──────── Exercise inputs ────────

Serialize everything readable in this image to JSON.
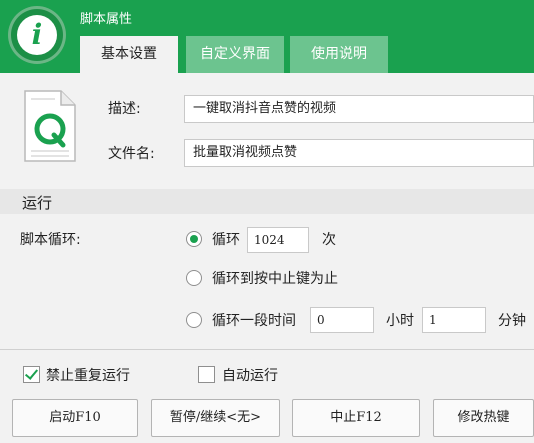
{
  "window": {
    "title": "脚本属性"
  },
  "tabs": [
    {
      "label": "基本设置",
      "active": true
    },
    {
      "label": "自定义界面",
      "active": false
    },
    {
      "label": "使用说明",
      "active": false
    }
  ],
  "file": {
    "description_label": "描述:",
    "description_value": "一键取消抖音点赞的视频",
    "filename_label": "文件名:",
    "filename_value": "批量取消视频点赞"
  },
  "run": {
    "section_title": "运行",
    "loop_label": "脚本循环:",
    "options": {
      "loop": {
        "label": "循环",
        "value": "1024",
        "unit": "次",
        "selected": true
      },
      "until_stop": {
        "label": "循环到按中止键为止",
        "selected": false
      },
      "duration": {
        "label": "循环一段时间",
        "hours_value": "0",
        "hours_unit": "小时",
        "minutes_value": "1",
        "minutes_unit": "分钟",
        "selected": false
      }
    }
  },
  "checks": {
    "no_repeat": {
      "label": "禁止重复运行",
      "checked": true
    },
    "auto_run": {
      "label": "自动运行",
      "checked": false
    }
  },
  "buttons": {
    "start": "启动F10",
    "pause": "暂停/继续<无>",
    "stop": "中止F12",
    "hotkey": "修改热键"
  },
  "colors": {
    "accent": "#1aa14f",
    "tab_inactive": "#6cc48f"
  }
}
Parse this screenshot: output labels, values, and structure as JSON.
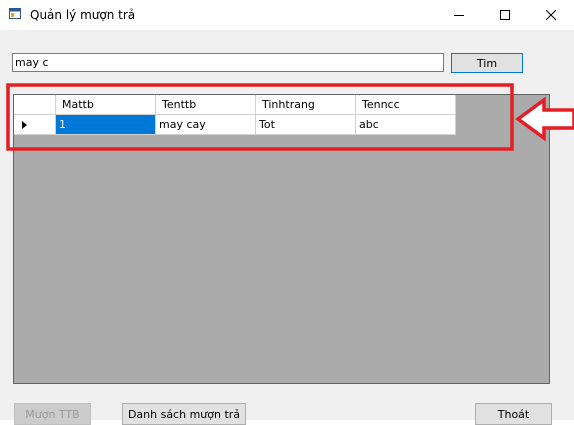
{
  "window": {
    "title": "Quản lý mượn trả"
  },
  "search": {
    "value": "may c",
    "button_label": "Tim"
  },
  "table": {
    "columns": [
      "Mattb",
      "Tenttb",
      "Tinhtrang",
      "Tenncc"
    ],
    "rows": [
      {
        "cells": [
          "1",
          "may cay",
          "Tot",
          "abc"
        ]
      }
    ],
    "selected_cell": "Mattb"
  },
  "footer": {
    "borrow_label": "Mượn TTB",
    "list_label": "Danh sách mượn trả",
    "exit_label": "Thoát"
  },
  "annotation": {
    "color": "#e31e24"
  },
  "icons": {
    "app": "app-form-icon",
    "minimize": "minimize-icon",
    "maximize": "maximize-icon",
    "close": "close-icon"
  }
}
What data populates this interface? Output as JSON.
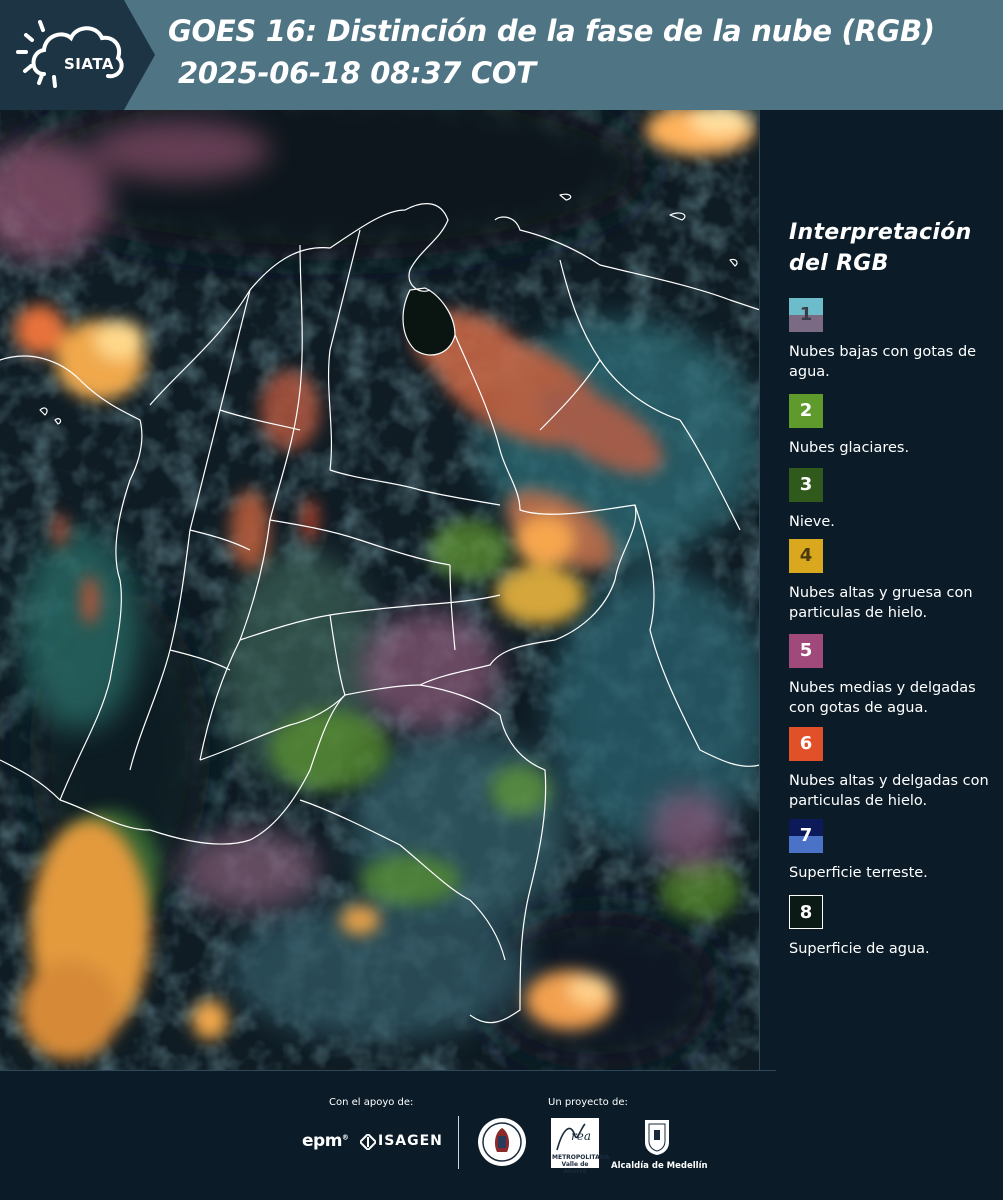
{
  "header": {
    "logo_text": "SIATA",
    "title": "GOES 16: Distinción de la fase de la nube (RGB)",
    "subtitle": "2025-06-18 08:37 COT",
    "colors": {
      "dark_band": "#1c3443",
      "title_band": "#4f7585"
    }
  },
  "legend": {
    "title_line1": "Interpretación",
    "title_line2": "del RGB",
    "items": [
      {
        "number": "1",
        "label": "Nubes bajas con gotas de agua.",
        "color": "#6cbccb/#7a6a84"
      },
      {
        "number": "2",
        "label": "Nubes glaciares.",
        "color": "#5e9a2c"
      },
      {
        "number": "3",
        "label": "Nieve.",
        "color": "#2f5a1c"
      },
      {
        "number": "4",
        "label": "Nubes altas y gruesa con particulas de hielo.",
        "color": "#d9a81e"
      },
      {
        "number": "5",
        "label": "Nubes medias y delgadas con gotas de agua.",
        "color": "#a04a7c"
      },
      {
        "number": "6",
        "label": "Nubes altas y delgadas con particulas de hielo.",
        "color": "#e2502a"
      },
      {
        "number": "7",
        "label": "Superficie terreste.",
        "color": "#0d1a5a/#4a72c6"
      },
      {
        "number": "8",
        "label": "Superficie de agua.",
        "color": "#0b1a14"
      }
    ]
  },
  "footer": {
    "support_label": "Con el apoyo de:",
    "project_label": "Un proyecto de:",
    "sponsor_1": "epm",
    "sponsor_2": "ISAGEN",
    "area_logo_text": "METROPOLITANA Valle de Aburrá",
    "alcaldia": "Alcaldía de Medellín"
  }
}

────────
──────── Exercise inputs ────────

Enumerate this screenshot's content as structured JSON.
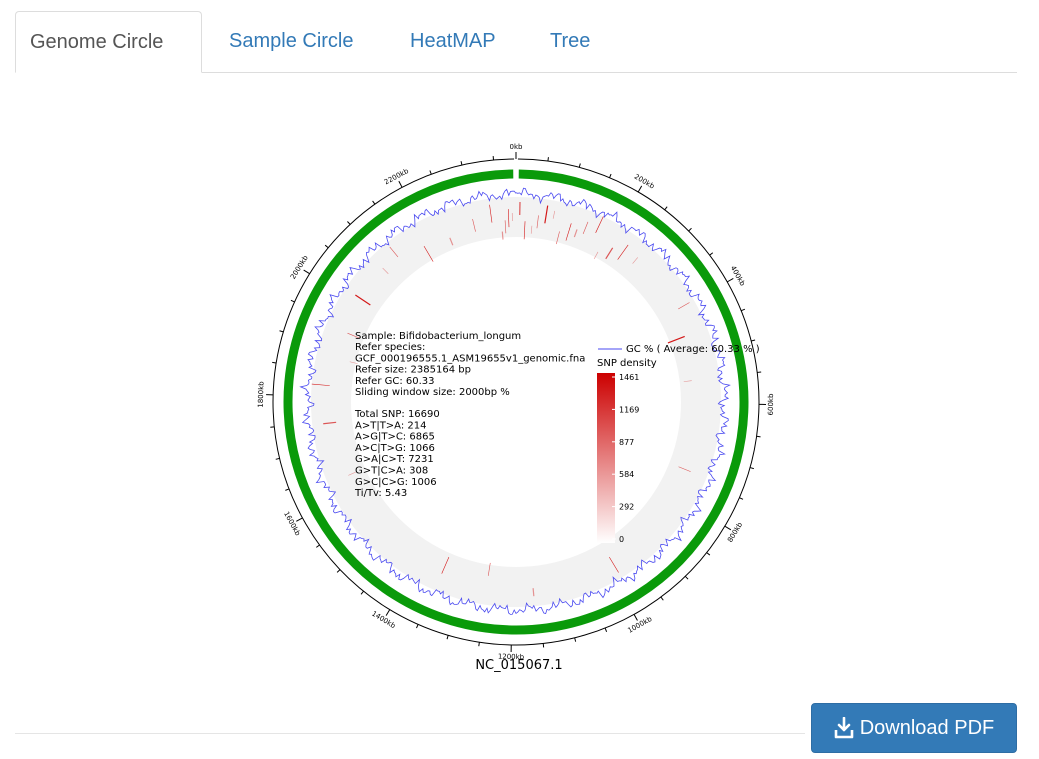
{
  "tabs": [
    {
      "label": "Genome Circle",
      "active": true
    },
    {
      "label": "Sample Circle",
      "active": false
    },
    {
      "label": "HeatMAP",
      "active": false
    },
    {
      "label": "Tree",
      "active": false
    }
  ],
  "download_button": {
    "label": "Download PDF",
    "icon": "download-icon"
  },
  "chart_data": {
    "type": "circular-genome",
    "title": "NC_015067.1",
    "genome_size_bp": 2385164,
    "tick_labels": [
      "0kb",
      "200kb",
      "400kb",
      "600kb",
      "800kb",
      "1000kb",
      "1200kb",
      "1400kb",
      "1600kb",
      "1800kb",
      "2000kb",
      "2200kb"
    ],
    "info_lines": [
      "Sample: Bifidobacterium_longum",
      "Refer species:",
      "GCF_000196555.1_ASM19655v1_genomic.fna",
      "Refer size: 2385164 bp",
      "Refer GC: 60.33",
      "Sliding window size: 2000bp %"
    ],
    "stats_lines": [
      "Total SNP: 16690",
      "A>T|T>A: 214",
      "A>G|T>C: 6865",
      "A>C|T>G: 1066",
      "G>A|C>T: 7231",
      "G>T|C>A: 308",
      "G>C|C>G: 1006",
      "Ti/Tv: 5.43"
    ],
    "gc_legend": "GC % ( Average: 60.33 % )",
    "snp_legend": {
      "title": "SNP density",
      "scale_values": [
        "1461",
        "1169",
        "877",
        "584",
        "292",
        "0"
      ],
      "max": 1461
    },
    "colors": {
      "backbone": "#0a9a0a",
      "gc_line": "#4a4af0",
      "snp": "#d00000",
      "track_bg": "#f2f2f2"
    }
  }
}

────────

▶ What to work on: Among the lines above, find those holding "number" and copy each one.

▶ Solution below:
        "number": "1",
        "number": "2",
        "number": "3",
        "number": "4",
        "number": "5",
        "number": "6",
        "number": "7",
        "number": "8",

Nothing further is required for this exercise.